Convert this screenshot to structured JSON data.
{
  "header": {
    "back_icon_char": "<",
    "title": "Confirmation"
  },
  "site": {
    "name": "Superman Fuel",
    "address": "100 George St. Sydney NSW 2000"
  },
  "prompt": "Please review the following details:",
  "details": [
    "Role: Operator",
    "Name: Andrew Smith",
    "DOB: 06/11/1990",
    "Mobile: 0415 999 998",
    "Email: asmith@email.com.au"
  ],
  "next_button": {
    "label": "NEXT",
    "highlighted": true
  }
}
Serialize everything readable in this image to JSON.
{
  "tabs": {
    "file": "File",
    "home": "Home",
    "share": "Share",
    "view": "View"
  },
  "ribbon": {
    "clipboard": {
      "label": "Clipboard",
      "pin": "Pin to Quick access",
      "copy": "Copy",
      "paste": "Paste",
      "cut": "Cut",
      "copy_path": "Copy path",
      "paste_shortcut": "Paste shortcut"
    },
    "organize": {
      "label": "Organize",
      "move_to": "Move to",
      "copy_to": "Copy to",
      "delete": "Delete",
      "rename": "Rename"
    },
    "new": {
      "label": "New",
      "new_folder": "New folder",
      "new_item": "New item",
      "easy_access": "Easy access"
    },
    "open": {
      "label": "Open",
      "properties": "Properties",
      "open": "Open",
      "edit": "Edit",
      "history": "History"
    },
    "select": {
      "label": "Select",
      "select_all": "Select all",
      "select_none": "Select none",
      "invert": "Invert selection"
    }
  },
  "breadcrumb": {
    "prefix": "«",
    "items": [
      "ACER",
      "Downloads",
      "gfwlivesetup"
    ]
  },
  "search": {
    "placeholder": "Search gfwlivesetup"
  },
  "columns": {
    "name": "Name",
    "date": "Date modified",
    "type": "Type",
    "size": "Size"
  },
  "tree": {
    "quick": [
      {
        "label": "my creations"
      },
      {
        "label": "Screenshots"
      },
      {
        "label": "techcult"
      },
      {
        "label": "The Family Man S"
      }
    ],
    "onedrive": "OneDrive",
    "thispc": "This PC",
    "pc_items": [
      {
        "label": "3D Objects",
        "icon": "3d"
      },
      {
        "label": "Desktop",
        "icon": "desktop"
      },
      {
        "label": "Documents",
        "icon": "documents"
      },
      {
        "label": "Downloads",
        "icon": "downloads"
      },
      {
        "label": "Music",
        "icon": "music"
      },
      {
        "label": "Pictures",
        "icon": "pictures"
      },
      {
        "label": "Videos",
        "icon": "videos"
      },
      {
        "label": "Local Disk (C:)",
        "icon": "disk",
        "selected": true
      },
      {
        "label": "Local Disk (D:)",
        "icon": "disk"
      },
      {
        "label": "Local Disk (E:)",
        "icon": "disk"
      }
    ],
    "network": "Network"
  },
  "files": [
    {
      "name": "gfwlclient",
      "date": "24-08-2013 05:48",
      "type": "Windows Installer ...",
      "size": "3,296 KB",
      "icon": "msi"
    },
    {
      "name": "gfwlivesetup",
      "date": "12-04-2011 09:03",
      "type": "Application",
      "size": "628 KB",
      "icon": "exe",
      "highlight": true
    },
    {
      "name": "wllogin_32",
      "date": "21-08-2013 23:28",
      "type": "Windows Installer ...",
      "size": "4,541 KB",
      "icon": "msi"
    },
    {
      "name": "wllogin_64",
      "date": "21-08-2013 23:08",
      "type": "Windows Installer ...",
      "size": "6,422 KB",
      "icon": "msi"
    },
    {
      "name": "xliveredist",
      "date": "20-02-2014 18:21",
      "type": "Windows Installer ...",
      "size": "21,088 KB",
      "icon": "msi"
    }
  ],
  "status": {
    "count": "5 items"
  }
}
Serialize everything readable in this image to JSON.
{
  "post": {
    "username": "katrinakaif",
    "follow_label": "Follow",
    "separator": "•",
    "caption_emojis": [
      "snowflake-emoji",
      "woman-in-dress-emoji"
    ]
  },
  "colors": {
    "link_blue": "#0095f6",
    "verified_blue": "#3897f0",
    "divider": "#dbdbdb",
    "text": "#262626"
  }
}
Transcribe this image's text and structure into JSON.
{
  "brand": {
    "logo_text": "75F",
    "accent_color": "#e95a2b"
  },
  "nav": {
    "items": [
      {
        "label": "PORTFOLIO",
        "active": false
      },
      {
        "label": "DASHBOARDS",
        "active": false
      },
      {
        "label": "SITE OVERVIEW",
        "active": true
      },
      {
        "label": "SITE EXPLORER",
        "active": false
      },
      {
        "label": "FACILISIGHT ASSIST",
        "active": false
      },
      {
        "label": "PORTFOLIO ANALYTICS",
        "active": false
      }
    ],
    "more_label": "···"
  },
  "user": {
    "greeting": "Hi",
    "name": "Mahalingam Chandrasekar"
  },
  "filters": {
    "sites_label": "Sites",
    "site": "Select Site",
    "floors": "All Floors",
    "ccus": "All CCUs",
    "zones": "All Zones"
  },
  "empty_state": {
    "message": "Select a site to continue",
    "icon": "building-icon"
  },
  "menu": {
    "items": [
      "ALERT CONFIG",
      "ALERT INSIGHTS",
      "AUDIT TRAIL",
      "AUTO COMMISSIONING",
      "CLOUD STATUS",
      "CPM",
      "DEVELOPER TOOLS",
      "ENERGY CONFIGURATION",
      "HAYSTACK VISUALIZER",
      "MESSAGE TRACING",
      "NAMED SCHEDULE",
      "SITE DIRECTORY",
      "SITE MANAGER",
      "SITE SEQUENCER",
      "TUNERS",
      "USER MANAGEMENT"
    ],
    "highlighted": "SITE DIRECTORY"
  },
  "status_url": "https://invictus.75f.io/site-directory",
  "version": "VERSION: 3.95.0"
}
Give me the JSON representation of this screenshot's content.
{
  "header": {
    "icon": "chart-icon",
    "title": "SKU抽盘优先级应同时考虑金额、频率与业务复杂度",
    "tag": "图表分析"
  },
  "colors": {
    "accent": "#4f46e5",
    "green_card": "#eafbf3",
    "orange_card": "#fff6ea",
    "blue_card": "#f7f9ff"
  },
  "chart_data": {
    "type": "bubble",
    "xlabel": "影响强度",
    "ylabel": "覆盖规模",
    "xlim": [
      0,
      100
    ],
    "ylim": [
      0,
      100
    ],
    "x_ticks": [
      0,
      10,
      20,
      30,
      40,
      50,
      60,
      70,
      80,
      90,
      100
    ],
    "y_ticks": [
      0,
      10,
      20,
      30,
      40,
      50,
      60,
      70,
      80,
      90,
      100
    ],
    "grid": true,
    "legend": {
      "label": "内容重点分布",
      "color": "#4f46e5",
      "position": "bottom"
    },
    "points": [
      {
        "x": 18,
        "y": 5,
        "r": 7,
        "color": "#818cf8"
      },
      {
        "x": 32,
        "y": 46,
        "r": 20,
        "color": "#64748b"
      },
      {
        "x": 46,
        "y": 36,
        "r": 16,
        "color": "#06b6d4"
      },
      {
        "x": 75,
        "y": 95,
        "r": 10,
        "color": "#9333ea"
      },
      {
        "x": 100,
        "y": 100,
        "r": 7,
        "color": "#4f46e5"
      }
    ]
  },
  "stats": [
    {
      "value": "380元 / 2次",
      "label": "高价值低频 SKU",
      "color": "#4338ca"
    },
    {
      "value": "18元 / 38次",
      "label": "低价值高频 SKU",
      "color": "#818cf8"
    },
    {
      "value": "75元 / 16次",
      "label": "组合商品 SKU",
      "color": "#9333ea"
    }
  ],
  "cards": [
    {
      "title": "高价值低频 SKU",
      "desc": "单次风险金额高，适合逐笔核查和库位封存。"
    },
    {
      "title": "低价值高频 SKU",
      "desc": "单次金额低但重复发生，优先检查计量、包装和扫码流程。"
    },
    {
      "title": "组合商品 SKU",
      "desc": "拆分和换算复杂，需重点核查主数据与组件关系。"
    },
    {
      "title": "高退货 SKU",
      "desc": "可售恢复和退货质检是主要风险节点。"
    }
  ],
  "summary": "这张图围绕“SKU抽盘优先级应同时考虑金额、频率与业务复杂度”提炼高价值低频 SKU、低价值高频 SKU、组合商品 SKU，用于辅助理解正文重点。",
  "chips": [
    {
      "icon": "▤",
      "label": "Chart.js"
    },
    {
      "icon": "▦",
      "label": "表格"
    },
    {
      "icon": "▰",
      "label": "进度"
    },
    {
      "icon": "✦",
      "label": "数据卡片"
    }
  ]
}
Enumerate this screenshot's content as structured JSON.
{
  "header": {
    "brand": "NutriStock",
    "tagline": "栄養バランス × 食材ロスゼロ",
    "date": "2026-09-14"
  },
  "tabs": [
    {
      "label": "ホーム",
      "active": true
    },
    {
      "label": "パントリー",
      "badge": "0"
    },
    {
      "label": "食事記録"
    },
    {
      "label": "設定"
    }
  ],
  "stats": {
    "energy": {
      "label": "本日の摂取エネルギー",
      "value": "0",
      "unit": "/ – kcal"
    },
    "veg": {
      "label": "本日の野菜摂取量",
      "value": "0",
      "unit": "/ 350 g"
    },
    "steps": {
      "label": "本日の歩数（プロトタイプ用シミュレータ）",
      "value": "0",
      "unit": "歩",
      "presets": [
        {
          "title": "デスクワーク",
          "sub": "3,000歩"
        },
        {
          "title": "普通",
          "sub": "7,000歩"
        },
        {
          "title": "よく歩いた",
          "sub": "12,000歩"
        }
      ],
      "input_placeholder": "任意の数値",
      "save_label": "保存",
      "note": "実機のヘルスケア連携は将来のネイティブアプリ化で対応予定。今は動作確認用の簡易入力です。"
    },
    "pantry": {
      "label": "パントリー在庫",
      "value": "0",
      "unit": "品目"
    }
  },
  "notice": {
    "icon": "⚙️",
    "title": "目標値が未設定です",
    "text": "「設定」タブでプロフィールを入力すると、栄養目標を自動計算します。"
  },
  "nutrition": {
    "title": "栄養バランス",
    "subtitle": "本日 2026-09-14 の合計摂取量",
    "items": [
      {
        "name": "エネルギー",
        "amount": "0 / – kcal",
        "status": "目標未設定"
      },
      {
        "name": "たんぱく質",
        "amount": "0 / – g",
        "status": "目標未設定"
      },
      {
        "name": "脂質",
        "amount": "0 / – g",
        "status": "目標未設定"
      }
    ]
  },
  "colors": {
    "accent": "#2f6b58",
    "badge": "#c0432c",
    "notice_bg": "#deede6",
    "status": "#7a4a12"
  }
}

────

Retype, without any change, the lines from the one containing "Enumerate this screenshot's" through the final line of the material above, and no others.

- _YOUR RESPONSE_:
Enumerate this screenshot's content as structured JSON.
{
  "header": {
    "brand": "NutriStock",
    "tagline": "栄養バランス × 食材ロスゼロ",
    "date": "2026-09-14"
  },
  "tabs": [
    {
      "label": "ホーム",
      "active": true
    },
    {
      "label": "パントリー",
      "badge": "0"
    },
    {
      "label": "食事記録"
    },
    {
      "label": "設定"
    }
  ],
  "stats": {
    "energy": {
      "label": "本日の摂取エネルギー",
      "value": "0",
      "unit": "/ – kcal"
    },
    "veg": {
      "label": "本日の野菜摂取量",
      "value": "0",
      "unit": "/ 350 g"
    },
    "steps": {
      "label": "本日の歩数（プロトタイプ用シミュレータ）",
      "value": "0",
      "unit": "歩",
      "presets": [
        {
          "title": "デスクワーク",
          "sub": "3,000歩"
        },
        {
          "title": "普通",
          "sub": "7,000歩"
        },
        {
          "title": "よく歩いた",
          "sub": "12,000歩"
        }
      ],
      "input_placeholder": "任意の数値",
      "save_label": "保存",
      "note": "実機のヘルスケア連携は将来のネイティブアプリ化で対応予定。今は動作確認用の簡易入力です。"
    },
    "pantry": {
      "label": "パントリー在庫",
      "value": "0",
      "unit": "品目"
    }
  },
  "notice": {
    "icon": "⚙️",
    "title": "目標値が未設定です",
    "text": "「設定」タブでプロフィールを入力すると、栄養目標を自動計算します。"
  },
  "nutrition": {
    "title": "栄養バランス",
    "subtitle": "本日 2026-09-14 の合計摂取量",
    "items": [
      {
        "name": "エネルギー",
        "amount": "0 / – kcal",
        "status": "目標未設定"
      },
      {
        "name": "たんぱく質",
        "amount": "0 / – g",
        "status": "目標未設定"
      },
      {
        "name": "脂質",
        "amount": "0 / – g",
        "status": "目標未設定"
      }
    ]
  },
  "colors": {
    "accent": "#2f6b58",
    "badge": "#c0432c",
    "notice_bg": "#deede6",
    "status": "#7a4a12"
  }
}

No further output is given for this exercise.